Take a look around the chilling interior of an ancient underground chapel decorated with the remains of thousands of people.
These are images showing the extraordinary and really amzing interior of an ancient underground chapel decorated with the remains of thousands of people.
The holy building, located in the Czech Republic, is known as the “Bone Church” and comes complete with a chilling backstory to accompany its creepy image.
The Czech chapel, officially called the Sedlec Ossuary, is built under the grounds of a former cemetery, and makes use of the graveyard’s deceased residents to decorate its elaborate interior.
After being founded in the 1200s, the cemetery quickly filled up, and had become the final resting place of over 30,000 people by the 1400s.
Plague victims and fallen soldiers were numbered among the thousands of dead in the Sedlec Cemetery, which was completely full by the end of the 1400s.
With no more room to bury anyone else, all the remains were eventually dug up and moved to the underground chapel, where piles of bones were stacked up in sinister pyramids.
Until 1870, the heaps of human remains stood piled up in the chapel, before a noble family hired an artist called František Rint to turn the bones into deathly decorations.
Now the remains of over 40,000 people adorn the chapel walls, with the bones of as many as 70,000 deceased Czechs decorating the creepy building, which sits underground the Cemetery Church of All Saints in the picturesque town of Sedlec.
Masterfully-arranged bleached bones cover almost every ornate surface, whilst a chilling chandelier made out of human bones hangs from the chapel’s ceiling.
This grand fixture is allegedly made from one copy of every bone in the human body, and forms the creepy centrepiece of the cavernous building.
Other bony fittings include a morbid goblet made from human remains, whilst a huge mound of remains lies piled up in one of the building’s dingy corners.

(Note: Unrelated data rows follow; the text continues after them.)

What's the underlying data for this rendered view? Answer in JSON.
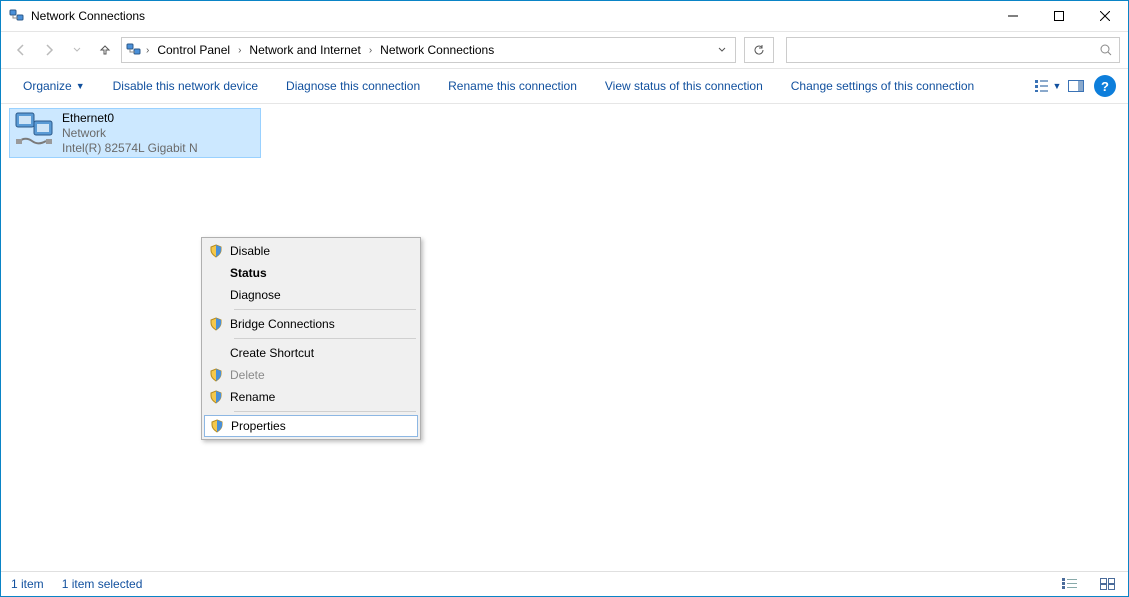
{
  "window": {
    "title": "Network Connections"
  },
  "breadcrumbs": {
    "0": "Control Panel",
    "1": "Network and Internet",
    "2": "Network Connections"
  },
  "search": {
    "placeholder": ""
  },
  "cmdbar": {
    "organize": "Organize",
    "disable": "Disable this network device",
    "diagnose": "Diagnose this connection",
    "rename": "Rename this connection",
    "viewstatus": "View status of this connection",
    "changesettings": "Change settings of this connection"
  },
  "adapter": {
    "name": "Ethernet0",
    "network": "Network",
    "device": "Intel(R) 82574L Gigabit N"
  },
  "ctx": {
    "disable": "Disable",
    "status": "Status",
    "diagnose": "Diagnose",
    "bridge": "Bridge Connections",
    "shortcut": "Create Shortcut",
    "delete": "Delete",
    "rename": "Rename",
    "properties": "Properties"
  },
  "status": {
    "count": "1 item",
    "selected": "1 item selected"
  }
}
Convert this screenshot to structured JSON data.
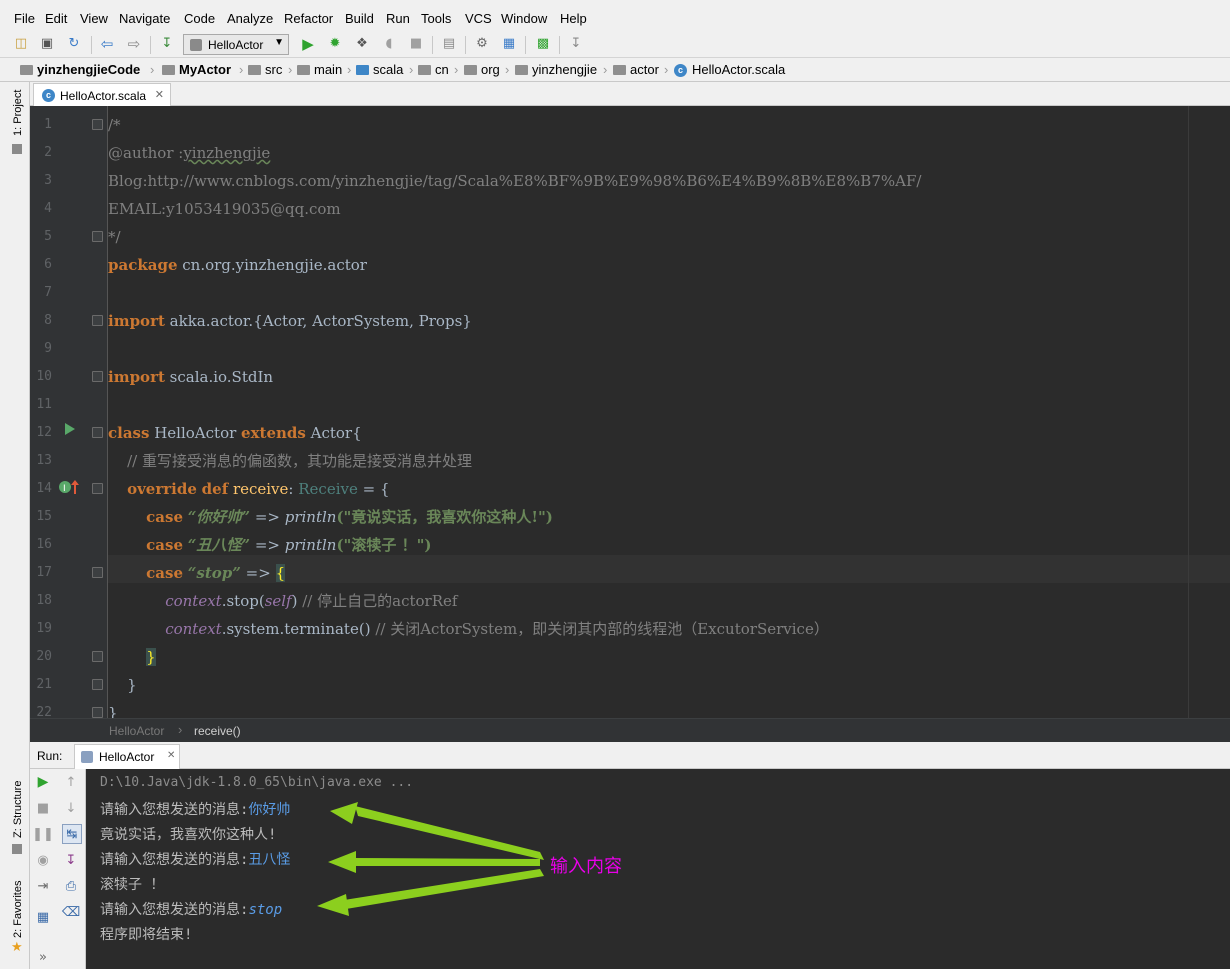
{
  "menu": [
    "File",
    "Edit",
    "View",
    "Navigate",
    "Code",
    "Analyze",
    "Refactor",
    "Build",
    "Run",
    "Tools",
    "VCS",
    "Window",
    "Help"
  ],
  "toolbar": {
    "run_config": "HelloActor",
    "icons": [
      "open-icon",
      "save-icon",
      "sync-icon",
      "back-icon",
      "forward-icon",
      "build-icon",
      "run-icon",
      "debug-icon",
      "coverage-icon",
      "profile-icon",
      "stop-icon",
      "sdk-icon",
      "settings-icon",
      "project-structure-icon",
      "sbt-icon",
      "update-icon"
    ]
  },
  "breadcrumbs": [
    "yinzhengjieCode",
    "MyActor",
    "src",
    "main",
    "scala",
    "cn",
    "org",
    "yinzhengjie",
    "actor",
    "HelloActor.scala"
  ],
  "side_tabs": {
    "project": "1: Project",
    "structure": "Z: Structure",
    "favorites": "2: Favorites"
  },
  "editor": {
    "tab_label": "HelloActor.scala",
    "line_numbers": [
      "1",
      "2",
      "3",
      "4",
      "5",
      "6",
      "7",
      "8",
      "9",
      "10",
      "11",
      "12",
      "13",
      "14",
      "15",
      "16",
      "17",
      "18",
      "19",
      "20",
      "21",
      "22"
    ],
    "lines": {
      "l1": "/*",
      "l2a": "@author :",
      "l2b": "yinzhengjie",
      "l3": "Blog:http://www.cnblogs.com/yinzhengjie/tag/Scala%E8%BF%9B%E9%98%B6%E4%B9%8B%E8%B7%AF/",
      "l4": "EMAIL:y1053419035@qq.com",
      "l5": "*/",
      "l6_kw": "package",
      "l6_rest": " cn.org.yinzhengjie.actor",
      "l8_kw": "import",
      "l8_rest": " akka.actor.{Actor, ActorSystem, Props}",
      "l10_kw": "import",
      "l10_rest": " scala.io.StdIn",
      "l12_kw1": "class",
      "l12_mid": " HelloActor ",
      "l12_kw2": "extends",
      "l12_rest": " Actor{",
      "l13": "// 重写接受消息的偏函数，其功能是接受消息并处理",
      "l14_kw1": "override",
      "l14_kw2": "def",
      "l14_fn": "receive",
      "l14_colon": ": ",
      "l14_type": "Receive",
      "l14_rest": " = {",
      "l15_kw": "case",
      "l15_str": "“你好帅”",
      "l15_arrow": " => ",
      "l15_fn": "println",
      "l15_arg": "(\"竟说实话，我喜欢你这种人!\")",
      "l16_kw": "case",
      "l16_str": "“丑八怪”",
      "l16_arrow": " => ",
      "l16_fn": "println",
      "l16_arg": "(\"滚犊子 ！\")",
      "l17_kw": "case",
      "l17_str": "“stop”",
      "l17_arrow": " => ",
      "l17_brace": "{",
      "l18_ctx": "context",
      "l18_mid": ".stop(",
      "l18_self": "self",
      "l18_close": ") ",
      "l18_cmt": "// 停止自己的actorRef",
      "l19_ctx": "context",
      "l19_mid": ".system.terminate() ",
      "l19_cmt": "// 关闭ActorSystem，即关闭其内部的线程池（ExcutorService）",
      "l20": "}",
      "l21": "}",
      "l22": "}"
    }
  },
  "code_breadcrumb": {
    "item1": "HelloActor",
    "item2": "receive()"
  },
  "run_panel": {
    "label": "Run:",
    "tab": "HelloActor",
    "command": "D:\\10.Java\\jdk-1.8.0_65\\bin\\java.exe ...",
    "output": {
      "p1": "请输入您想发送的消息:",
      "i1": "你好帅",
      "r1": "竟说实话，我喜欢你这种人!",
      "p2": "请输入您想发送的消息:",
      "i2": "丑八怪",
      "r2": "滚犊子 ！",
      "p3": "请输入您想发送的消息:",
      "i3": "stop",
      "r3": "程序即将结束!"
    }
  },
  "annotation": "输入内容",
  "colors": {
    "arrow": "#8ccf1e",
    "annotation": "#e800e8",
    "input_text": "#5a9ce6",
    "keyword": "#cc7832",
    "string": "#6a8759",
    "comment": "#808080"
  }
}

This is certainly a place you really would not want to spend the night in.
Source: The Sun UK